**What is needed**:
The answer must consist of every line below that holds the word "color".

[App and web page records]
=== Section Start ===
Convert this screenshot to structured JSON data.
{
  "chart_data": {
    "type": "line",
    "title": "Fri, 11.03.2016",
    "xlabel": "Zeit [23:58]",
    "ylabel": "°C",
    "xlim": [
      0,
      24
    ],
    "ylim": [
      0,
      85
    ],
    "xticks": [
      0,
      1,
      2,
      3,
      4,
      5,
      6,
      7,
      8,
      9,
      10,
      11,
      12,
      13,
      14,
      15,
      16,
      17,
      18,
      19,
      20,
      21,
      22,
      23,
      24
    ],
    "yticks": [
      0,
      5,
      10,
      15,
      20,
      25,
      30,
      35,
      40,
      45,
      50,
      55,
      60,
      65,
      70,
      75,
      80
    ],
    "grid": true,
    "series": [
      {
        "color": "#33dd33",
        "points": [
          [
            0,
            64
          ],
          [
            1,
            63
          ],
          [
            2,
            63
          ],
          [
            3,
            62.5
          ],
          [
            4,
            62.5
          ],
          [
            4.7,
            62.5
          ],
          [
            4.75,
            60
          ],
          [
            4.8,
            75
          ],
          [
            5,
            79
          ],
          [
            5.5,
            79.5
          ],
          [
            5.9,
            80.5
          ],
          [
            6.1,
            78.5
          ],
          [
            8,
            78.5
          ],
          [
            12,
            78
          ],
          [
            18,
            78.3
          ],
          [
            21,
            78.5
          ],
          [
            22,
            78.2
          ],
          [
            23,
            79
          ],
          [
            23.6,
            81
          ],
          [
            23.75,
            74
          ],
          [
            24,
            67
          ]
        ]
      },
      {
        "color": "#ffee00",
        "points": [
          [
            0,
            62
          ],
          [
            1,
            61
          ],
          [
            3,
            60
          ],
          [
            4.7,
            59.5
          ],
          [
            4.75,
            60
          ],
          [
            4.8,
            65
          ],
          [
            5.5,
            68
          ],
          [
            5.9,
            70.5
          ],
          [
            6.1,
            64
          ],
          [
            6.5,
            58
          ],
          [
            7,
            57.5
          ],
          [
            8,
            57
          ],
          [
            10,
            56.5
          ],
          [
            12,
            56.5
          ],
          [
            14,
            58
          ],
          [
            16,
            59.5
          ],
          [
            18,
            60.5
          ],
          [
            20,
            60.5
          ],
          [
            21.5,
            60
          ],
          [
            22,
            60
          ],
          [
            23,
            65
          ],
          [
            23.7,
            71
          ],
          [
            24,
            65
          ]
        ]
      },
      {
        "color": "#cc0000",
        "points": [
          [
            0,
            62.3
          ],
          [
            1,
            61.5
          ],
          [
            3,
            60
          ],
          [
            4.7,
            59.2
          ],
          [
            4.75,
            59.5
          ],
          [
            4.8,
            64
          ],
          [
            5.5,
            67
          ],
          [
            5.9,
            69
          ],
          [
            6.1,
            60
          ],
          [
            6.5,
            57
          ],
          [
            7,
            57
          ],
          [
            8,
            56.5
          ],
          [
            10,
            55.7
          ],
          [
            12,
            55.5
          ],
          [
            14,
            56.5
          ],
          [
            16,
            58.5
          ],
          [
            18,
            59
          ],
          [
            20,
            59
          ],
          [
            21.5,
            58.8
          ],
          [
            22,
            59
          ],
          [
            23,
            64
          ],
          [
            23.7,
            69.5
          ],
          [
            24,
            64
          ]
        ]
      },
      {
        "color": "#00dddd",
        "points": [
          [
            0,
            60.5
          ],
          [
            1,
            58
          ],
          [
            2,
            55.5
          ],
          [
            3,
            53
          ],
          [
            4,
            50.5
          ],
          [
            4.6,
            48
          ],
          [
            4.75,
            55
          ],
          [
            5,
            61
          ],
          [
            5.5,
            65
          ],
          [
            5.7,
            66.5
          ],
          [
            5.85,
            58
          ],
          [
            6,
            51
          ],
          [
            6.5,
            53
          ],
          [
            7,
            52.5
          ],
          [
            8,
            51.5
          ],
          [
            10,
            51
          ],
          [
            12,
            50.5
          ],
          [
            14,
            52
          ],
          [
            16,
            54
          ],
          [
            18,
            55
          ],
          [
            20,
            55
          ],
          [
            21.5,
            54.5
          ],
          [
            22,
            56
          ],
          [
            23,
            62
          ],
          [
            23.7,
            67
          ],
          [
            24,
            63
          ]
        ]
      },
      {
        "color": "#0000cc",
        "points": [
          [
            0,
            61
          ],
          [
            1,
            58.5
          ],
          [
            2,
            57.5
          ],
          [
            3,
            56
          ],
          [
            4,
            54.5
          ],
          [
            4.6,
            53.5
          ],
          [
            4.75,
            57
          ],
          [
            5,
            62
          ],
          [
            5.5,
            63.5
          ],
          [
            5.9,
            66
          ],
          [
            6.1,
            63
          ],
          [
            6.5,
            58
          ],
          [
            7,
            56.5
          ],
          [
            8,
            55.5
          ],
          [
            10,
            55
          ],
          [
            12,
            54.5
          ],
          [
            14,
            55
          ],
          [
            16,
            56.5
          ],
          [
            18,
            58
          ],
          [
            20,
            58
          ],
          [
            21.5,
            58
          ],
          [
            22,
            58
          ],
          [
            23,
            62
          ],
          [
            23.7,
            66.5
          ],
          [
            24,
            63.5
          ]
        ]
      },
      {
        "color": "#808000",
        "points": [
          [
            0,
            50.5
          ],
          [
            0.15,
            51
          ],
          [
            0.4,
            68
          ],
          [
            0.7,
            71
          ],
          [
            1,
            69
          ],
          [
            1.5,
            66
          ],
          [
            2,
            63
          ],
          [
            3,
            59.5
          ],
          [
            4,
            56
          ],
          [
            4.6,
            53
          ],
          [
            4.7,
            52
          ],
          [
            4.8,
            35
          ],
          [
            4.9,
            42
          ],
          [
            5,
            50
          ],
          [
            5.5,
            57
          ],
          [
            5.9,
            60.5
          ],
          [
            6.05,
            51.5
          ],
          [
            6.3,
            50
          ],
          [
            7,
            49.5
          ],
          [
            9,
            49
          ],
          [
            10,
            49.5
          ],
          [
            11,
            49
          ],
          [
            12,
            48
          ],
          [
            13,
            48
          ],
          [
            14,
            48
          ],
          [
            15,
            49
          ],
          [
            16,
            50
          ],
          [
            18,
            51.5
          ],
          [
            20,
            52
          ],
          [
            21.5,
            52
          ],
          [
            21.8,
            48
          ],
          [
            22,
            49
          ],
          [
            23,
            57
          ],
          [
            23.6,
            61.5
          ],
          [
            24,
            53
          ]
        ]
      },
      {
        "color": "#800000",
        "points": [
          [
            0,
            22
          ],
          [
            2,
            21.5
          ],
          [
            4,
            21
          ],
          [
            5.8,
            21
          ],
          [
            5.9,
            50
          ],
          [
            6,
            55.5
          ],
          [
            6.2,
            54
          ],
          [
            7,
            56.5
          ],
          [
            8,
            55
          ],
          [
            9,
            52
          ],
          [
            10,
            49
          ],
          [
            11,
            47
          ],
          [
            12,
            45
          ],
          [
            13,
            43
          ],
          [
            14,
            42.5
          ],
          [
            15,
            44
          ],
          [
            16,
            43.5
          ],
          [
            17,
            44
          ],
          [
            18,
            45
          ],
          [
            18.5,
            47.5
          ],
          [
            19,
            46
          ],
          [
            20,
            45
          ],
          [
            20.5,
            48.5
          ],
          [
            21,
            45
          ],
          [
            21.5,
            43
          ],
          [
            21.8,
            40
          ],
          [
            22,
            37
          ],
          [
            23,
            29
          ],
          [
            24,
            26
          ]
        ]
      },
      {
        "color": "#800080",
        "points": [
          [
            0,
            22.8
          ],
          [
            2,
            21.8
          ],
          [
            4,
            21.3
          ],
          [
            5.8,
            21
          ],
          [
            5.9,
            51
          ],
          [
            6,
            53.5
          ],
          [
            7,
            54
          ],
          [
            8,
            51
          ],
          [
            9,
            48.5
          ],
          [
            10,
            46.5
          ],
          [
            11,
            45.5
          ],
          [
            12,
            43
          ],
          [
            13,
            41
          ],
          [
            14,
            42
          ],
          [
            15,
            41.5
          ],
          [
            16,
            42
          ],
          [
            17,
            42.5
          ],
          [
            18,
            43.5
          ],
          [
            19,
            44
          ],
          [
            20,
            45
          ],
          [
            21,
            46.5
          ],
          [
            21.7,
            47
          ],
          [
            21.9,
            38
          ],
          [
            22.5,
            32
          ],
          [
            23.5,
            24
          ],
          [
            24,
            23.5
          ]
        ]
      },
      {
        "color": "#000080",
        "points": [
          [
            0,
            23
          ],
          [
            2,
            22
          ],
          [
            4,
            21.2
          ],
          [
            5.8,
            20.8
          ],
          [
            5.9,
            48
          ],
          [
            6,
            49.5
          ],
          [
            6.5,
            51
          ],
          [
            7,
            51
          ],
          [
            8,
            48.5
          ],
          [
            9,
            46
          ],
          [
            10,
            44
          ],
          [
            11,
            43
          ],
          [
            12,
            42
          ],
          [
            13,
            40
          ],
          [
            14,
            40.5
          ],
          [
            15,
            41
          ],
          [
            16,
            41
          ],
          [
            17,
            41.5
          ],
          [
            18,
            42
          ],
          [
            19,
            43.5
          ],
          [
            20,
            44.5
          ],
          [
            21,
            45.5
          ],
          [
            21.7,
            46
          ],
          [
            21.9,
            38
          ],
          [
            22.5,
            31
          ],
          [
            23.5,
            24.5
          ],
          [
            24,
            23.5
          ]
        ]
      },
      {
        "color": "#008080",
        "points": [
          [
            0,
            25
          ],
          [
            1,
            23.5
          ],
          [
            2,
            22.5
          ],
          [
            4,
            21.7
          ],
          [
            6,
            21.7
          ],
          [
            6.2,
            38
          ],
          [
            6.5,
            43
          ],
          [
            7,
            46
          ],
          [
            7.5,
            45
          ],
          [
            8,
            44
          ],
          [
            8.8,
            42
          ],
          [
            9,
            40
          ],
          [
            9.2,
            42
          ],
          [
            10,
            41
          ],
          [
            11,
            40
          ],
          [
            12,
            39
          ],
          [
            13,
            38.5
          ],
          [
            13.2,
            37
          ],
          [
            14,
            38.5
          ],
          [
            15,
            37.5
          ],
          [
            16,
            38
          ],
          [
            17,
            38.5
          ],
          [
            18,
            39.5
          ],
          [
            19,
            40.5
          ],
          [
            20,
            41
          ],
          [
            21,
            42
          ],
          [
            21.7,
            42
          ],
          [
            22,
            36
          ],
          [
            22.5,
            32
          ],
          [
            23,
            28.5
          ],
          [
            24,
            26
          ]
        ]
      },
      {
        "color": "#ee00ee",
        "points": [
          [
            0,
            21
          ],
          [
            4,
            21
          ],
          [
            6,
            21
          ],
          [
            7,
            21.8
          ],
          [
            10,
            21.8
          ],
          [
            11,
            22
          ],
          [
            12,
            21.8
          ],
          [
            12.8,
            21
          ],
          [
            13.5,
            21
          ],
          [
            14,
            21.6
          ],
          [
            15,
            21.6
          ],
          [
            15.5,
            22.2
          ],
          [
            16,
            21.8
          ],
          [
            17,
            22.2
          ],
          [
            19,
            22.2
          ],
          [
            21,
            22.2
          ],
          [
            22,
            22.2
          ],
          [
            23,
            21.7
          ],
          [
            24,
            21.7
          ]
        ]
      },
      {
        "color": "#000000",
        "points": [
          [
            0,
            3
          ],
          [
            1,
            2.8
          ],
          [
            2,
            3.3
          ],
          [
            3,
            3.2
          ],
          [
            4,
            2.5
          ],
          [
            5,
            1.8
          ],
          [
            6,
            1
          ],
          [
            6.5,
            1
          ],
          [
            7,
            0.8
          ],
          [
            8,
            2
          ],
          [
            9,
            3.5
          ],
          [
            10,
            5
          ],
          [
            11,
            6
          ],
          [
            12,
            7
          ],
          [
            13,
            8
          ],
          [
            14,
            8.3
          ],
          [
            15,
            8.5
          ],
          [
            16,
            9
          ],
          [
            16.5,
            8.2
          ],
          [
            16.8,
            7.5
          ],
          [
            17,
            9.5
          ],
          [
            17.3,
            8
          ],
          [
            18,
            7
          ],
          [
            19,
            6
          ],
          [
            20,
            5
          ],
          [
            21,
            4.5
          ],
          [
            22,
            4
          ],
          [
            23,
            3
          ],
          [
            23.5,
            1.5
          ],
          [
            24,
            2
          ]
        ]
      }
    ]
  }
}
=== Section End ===
**Task result**:
        "color": "#33dd33",
        "color": "#ffee00",
        "color": "#cc0000",
        "color": "#00dddd",
        "color": "#0000cc",
        "color": "#808000",
        "color": "#800000",
        "color": "#800080",
        "color": "#000080",
        "color": "#008080",
        "color": "#ee00ee",
        "color": "#000000",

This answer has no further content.